• [About this exercise]:
The reply needs the lines from the one containing "Transcribe this image's" through the end of the material, each repeated exactly, and no pictures.

• [Records]:
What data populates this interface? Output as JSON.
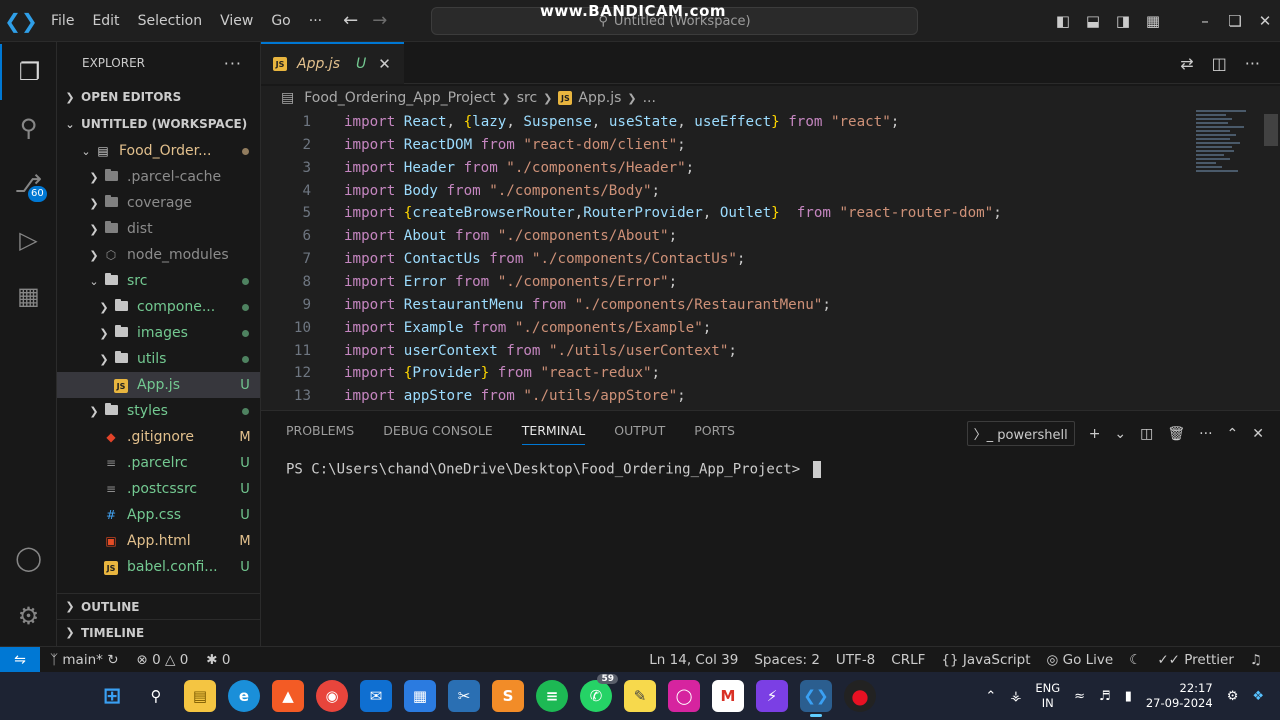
{
  "watermark": "www.BANDICAM.com",
  "menu": [
    "File",
    "Edit",
    "Selection",
    "View",
    "Go",
    "···"
  ],
  "command_center": "Untitled (Workspace)",
  "activity": {
    "source_control_badge": "60"
  },
  "explorer": {
    "title": "EXPLORER",
    "sections": {
      "open_editors": "OPEN EDITORS",
      "workspace": "UNTITLED (WORKSPACE)",
      "outline": "OUTLINE",
      "timeline": "TIMELINE"
    },
    "tree": [
      {
        "label": "Food_Order...",
        "status": "dot",
        "kind": "root"
      },
      {
        "label": ".parcel-cache",
        "status": "",
        "kind": "folder"
      },
      {
        "label": "coverage",
        "status": "",
        "kind": "folder"
      },
      {
        "label": "dist",
        "status": "",
        "kind": "folder"
      },
      {
        "label": "node_modules",
        "status": "",
        "kind": "folder"
      },
      {
        "label": "src",
        "status": "dot",
        "kind": "folder"
      },
      {
        "label": "compone...",
        "status": "dot",
        "kind": "folder"
      },
      {
        "label": "images",
        "status": "dot",
        "kind": "folder"
      },
      {
        "label": "utils",
        "status": "dot",
        "kind": "folder"
      },
      {
        "label": "App.js",
        "status": "U",
        "kind": "js"
      },
      {
        "label": "styles",
        "status": "dot",
        "kind": "folder"
      },
      {
        "label": ".gitignore",
        "status": "M",
        "kind": "git"
      },
      {
        "label": ".parcelrc",
        "status": "U",
        "kind": "file"
      },
      {
        "label": ".postcssrc",
        "status": "U",
        "kind": "file"
      },
      {
        "label": "App.css",
        "status": "U",
        "kind": "css"
      },
      {
        "label": "App.html",
        "status": "M",
        "kind": "html"
      },
      {
        "label": "babel.confi...",
        "status": "U",
        "kind": "js"
      }
    ]
  },
  "tab": {
    "name": "App.js",
    "status": "U",
    "icon_text": "JS"
  },
  "breadcrumb": [
    "Food_Ordering_App_Project",
    "src",
    "App.js",
    "..."
  ],
  "code_lines": [
    {
      "n": "1",
      "parts": [
        [
          "kw",
          "import "
        ],
        [
          "var",
          "React"
        ],
        [
          "plain",
          ", "
        ],
        [
          "br",
          "{"
        ],
        [
          "var",
          "lazy"
        ],
        [
          "plain",
          ", "
        ],
        [
          "var",
          "Suspense"
        ],
        [
          "plain",
          ", "
        ],
        [
          "var",
          "useState"
        ],
        [
          "plain",
          ", "
        ],
        [
          "var",
          "useEffect"
        ],
        [
          "br",
          "}"
        ],
        [
          "kw",
          " from "
        ],
        [
          "str",
          "\"react\""
        ],
        [
          "plain",
          ";"
        ]
      ]
    },
    {
      "n": "2",
      "parts": [
        [
          "kw",
          "import "
        ],
        [
          "var",
          "ReactDOM"
        ],
        [
          "kw",
          " from "
        ],
        [
          "str",
          "\"react-dom/client\""
        ],
        [
          "plain",
          ";"
        ]
      ]
    },
    {
      "n": "3",
      "parts": [
        [
          "kw",
          "import "
        ],
        [
          "var",
          "Header"
        ],
        [
          "kw",
          " from "
        ],
        [
          "str",
          "\"./components/Header\""
        ],
        [
          "plain",
          ";"
        ]
      ]
    },
    {
      "n": "4",
      "parts": [
        [
          "kw",
          "import "
        ],
        [
          "var",
          "Body"
        ],
        [
          "kw",
          " from "
        ],
        [
          "str",
          "\"./components/Body\""
        ],
        [
          "plain",
          ";"
        ]
      ]
    },
    {
      "n": "5",
      "parts": [
        [
          "kw",
          "import "
        ],
        [
          "br",
          "{"
        ],
        [
          "var",
          "createBrowserRouter"
        ],
        [
          "plain",
          ","
        ],
        [
          "var",
          "RouterProvider"
        ],
        [
          "plain",
          ", "
        ],
        [
          "var",
          "Outlet"
        ],
        [
          "br",
          "}"
        ],
        [
          "kw",
          "  from "
        ],
        [
          "str",
          "\"react-router-dom\""
        ],
        [
          "plain",
          ";"
        ]
      ]
    },
    {
      "n": "6",
      "parts": [
        [
          "kw",
          "import "
        ],
        [
          "var",
          "About"
        ],
        [
          "kw",
          " from "
        ],
        [
          "str",
          "\"./components/About\""
        ],
        [
          "plain",
          ";"
        ]
      ]
    },
    {
      "n": "7",
      "parts": [
        [
          "kw",
          "import "
        ],
        [
          "var",
          "ContactUs"
        ],
        [
          "kw",
          " from "
        ],
        [
          "str",
          "\"./components/ContactUs\""
        ],
        [
          "plain",
          ";"
        ]
      ]
    },
    {
      "n": "8",
      "parts": [
        [
          "kw",
          "import "
        ],
        [
          "var",
          "Error"
        ],
        [
          "kw",
          " from "
        ],
        [
          "str",
          "\"./components/Error\""
        ],
        [
          "plain",
          ";"
        ]
      ]
    },
    {
      "n": "9",
      "parts": [
        [
          "kw",
          "import "
        ],
        [
          "var",
          "RestaurantMenu"
        ],
        [
          "kw",
          " from "
        ],
        [
          "str",
          "\"./components/RestaurantMenu\""
        ],
        [
          "plain",
          ";"
        ]
      ]
    },
    {
      "n": "10",
      "parts": [
        [
          "kw",
          "import "
        ],
        [
          "var",
          "Example"
        ],
        [
          "kw",
          " from "
        ],
        [
          "str",
          "\"./components/Example\""
        ],
        [
          "plain",
          ";"
        ]
      ]
    },
    {
      "n": "11",
      "parts": [
        [
          "kw",
          "import "
        ],
        [
          "var",
          "userContext"
        ],
        [
          "kw",
          " from "
        ],
        [
          "str",
          "\"./utils/userContext\""
        ],
        [
          "plain",
          ";"
        ]
      ]
    },
    {
      "n": "12",
      "parts": [
        [
          "kw",
          "import "
        ],
        [
          "br",
          "{"
        ],
        [
          "var",
          "Provider"
        ],
        [
          "br",
          "}"
        ],
        [
          "kw",
          " from "
        ],
        [
          "str",
          "\"react-redux\""
        ],
        [
          "plain",
          ";"
        ]
      ]
    },
    {
      "n": "13",
      "parts": [
        [
          "kw",
          "import "
        ],
        [
          "var",
          "appStore"
        ],
        [
          "kw",
          " from "
        ],
        [
          "str",
          "\"./utils/appStore\""
        ],
        [
          "plain",
          ";"
        ]
      ]
    }
  ],
  "panel": {
    "tabs": [
      "PROBLEMS",
      "DEBUG CONSOLE",
      "TERMINAL",
      "OUTPUT",
      "PORTS"
    ],
    "active_tab": "TERMINAL",
    "shell": "powershell",
    "prompt": "PS C:\\Users\\chand\\OneDrive\\Desktop\\Food_Ordering_App_Project> "
  },
  "status": {
    "branch": "main*",
    "errors": "0",
    "warnings": "0",
    "ports": "0",
    "position": "Ln 14, Col 39",
    "spaces": "Spaces: 2",
    "encoding": "UTF-8",
    "eol": "CRLF",
    "language": "JavaScript",
    "go_live": "Go Live",
    "prettier": "Prettier"
  },
  "taskbar": {
    "whatsapp_badge": "59",
    "lang_top": "ENG",
    "lang_bottom": "IN",
    "time": "22:17",
    "date": "27-09-2024"
  },
  "colors": {
    "accent": "#0078d4",
    "keyword": "#c586c0",
    "variable": "#9cdcfe",
    "string": "#ce9178",
    "untracked": "#73c991",
    "modified": "#e2c08d"
  }
}
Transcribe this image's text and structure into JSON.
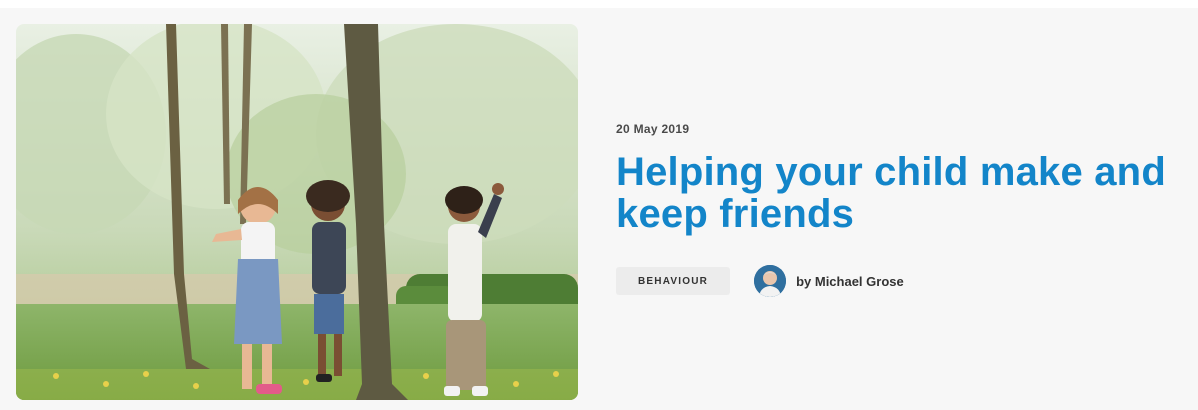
{
  "article": {
    "date": "20 May 2019",
    "title": "Helping your child make and keep friends",
    "category": "BEHAVIOUR",
    "author": "by Michael Grose",
    "image_icon": "photo-children-playing-in-park",
    "avatar_icon": "author-portrait"
  },
  "colors": {
    "title": "#1385c9",
    "tag_bg": "#ececec",
    "card_bg": "#f7f7f7"
  }
}
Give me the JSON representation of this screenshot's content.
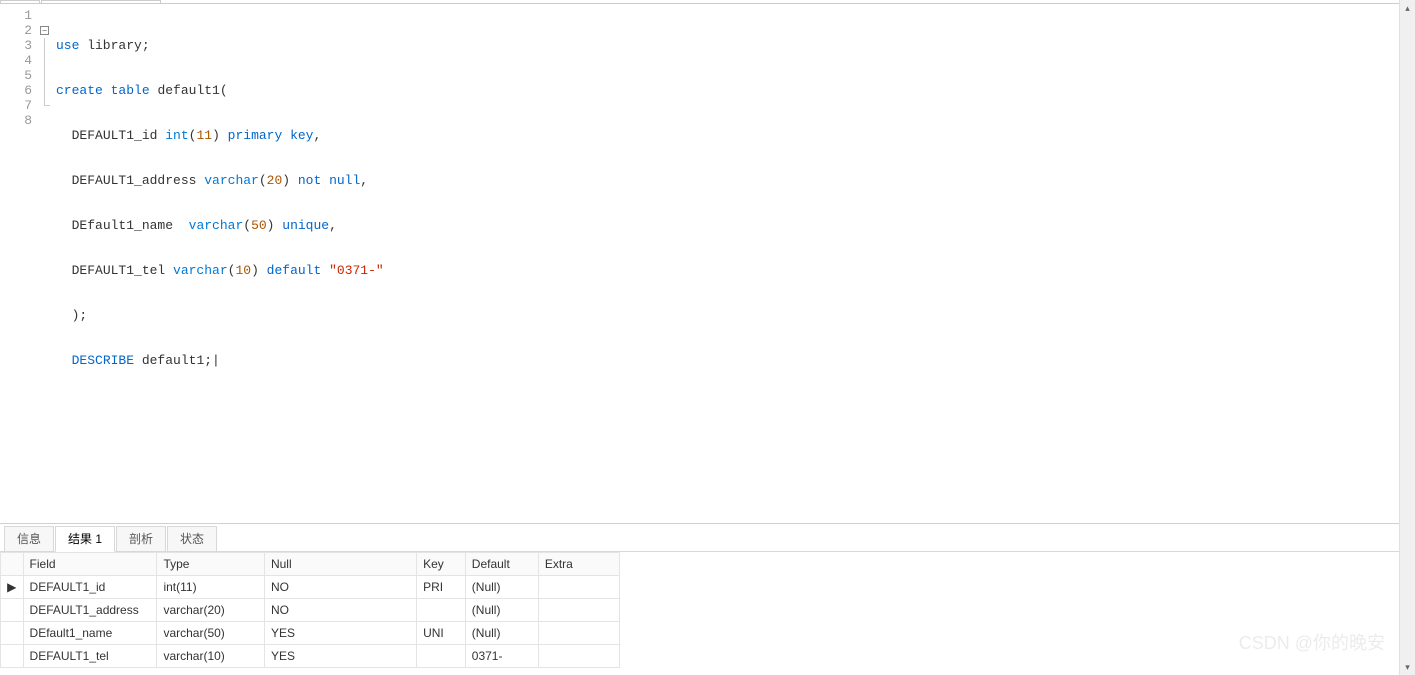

• [Answer space]:
Transcribe this image's text and structure into JSON.
{
  "article": {
    "date": "20 May 2019",
    "title": "Helping your child make and keep friends",
    "category": "BEHAVIOUR",
    "author": "by Michael Grose",
    "image_icon": "photo-children-playing-in-park",
    "avatar_icon": "author-portrait"
  },
  "colors": {
    "title": "#1385c9",
    "tag_bg": "#ececec",
    "card_bg": "#f7f7f7"
  }
}
Give me the JSON representation of this screenshot's content.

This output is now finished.